As published in the Providence Sunday Journal, August 20, 2017.
The day Dad moved out of our family’s red bungalow in Providence, my mother handed me a letter written in his familiar hand.
The first line made my 9-year-old eyes well up: “Ever since you were a baby, I have marveled at how happy I was to be with you.” The second paragraph provided details I would someday understand: “The court has said I can’t be with you all the time. I don’t think Mommy was happy about this, but I didn’t help her make any other choice.” And toward the end, Dad made a request that would shape the rest of my childhood: “Continue to be good to little James. He’s the nicest little boy in the world. It’s very important to me that you be a good big brother to your little brother.”
My father had left a letter for my 12-year-old brother, Rob, too. But I doubted there was one for James — he was only 3.
My younger brother and I shared a room, and at night I would climb into his bed if the wind howled or we heard strange noises outside. At age 4 or 5, he asked me why Dad didn’t live with us, and I did my best to explain.
The question underscored how different James’ experience of the divorce was from Rob’s and mine. For us, there was a before and after; for him, there was only Dad’s absence, which became more pronounced once my father’s unpredictable Saturday visitations stopped altogether.
Rob and I managed to maintain relationships with our father as we grew older, but James, by his teenage years, had virtually no contact with him. When my younger brother enlisted in the Coast Guard right out of high school, my father, a former Marine, learned about it from me. Several months later, I gave Dad James’ boot camp graduation photo, which he framed and set by his TV. My brother’s crisp uniform and stern look made it clear he was “little James” no more.
James was assigned to the Point Charles, an 82-foot cutter stationed at Cape Canaveral, in Florida. On calls home, his stories about perilous rescues and high-speed chases made my mother proud and uneasy. She was less concerned about his boat’s security patrols just off the Florida coast prior to NASA’s space shuttle launches.
James took part in 11 shuttle liftoffs and, in January 1986, was deployed for his 12th when the Point Charles blew an engine en route to its position several miles offshore. The captain was ordered to limp on to Jacksonville, and the Point Charles was replaced by the Point Roberts for the impending launch of Challenger.
James would later say he was thankful not to have been an eyewitness to the space shuttle disintegrating in the sky.
Wreckage from the Challenger was retrieved from the Atlantic Ocean by a flotilla of Coast Guard and Navy vessels. With the Point Charles disabled, James and his fellow crew members had the solemn task of collecting debris that washed ashore.

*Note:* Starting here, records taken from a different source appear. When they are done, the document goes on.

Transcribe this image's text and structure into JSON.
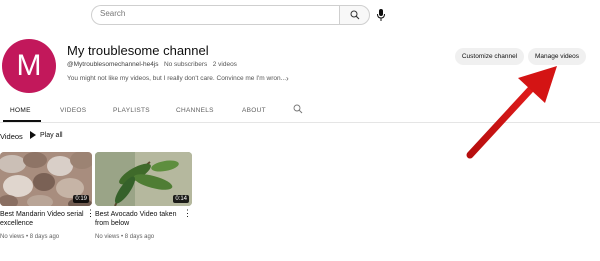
{
  "search": {
    "placeholder": "Search"
  },
  "channel": {
    "avatar_letter": "M",
    "avatar_color": "#c2185b",
    "title": "My troublesome channel",
    "handle": "@Mytroublesomechannel-he4js",
    "subscribers": "No subscribers",
    "videos_count": "2 videos",
    "description": "You might not like my videos, but I really don't care. Convince me I'm wron..."
  },
  "buttons": {
    "customize": "Customize channel",
    "manage": "Manage videos"
  },
  "tabs": [
    {
      "label": "HOME",
      "active": true
    },
    {
      "label": "VIDEOS",
      "active": false
    },
    {
      "label": "PLAYLISTS",
      "active": false
    },
    {
      "label": "CHANNELS",
      "active": false
    },
    {
      "label": "ABOUT",
      "active": false
    }
  ],
  "section": {
    "title": "Videos",
    "play_all": "Play all"
  },
  "videos": [
    {
      "title_line1": "Best Mandarin Video serial",
      "title_line2": "excellence",
      "duration": "0:19",
      "meta": "No views • 8 days ago"
    },
    {
      "title_line1": "Best Avocado Video taken",
      "title_line2": "from below",
      "duration": "0:14",
      "meta": "No views • 8 days ago"
    }
  ],
  "colors": {
    "accent_arrow": "#d01010",
    "pill_bg": "#f0f0f0"
  }
}
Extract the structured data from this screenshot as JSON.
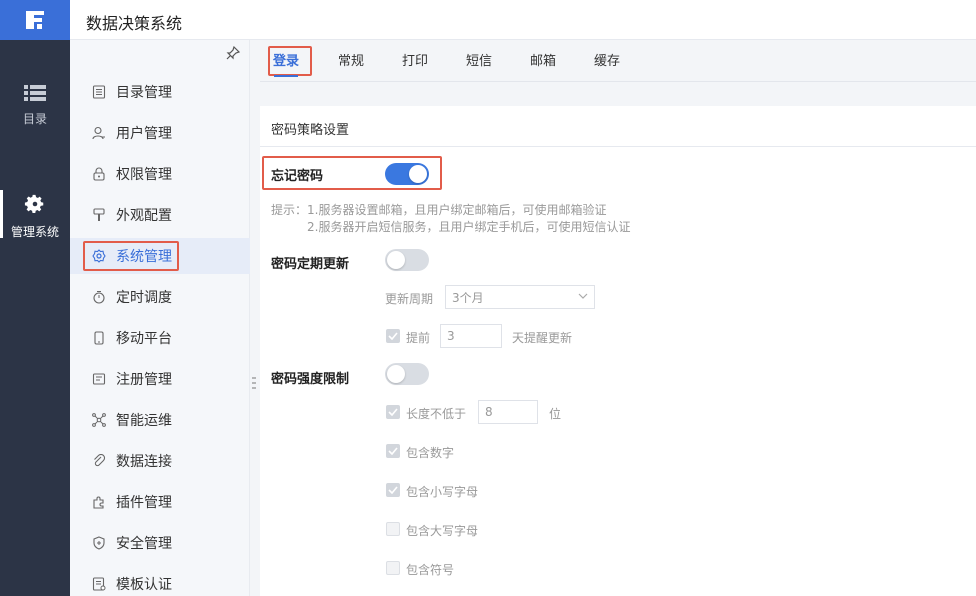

On Feb. 5, eight days after the tragedy, The Providence Journal published reactions from its readers, one of which came from my father:
“With the media coverage attendant to the Challenger disaster, a thankless task may have gone overlooked by many Americans; namely, the sea-air rescue men and women, particularly the Coast Guard, working at the impact area off Cape Canaveral. Theirs is a useful, necessary, dangerous, lonely and, at times, distasteful mission. They do our dirty work quite well, I might add.”
My mother clipped the section from the paper and, after highlighting my father’s letter, sent it off to James. On his next call home, my brother thanked her. “Dad got it right,” he said.
Seventeen years earlier, Rob and I had gotten our letters; now James had his. It was as close to reconnecting as he and my father would come.
To this day, James keeps Dad’s letter, creased and yellowing, tucked away in a lockbox.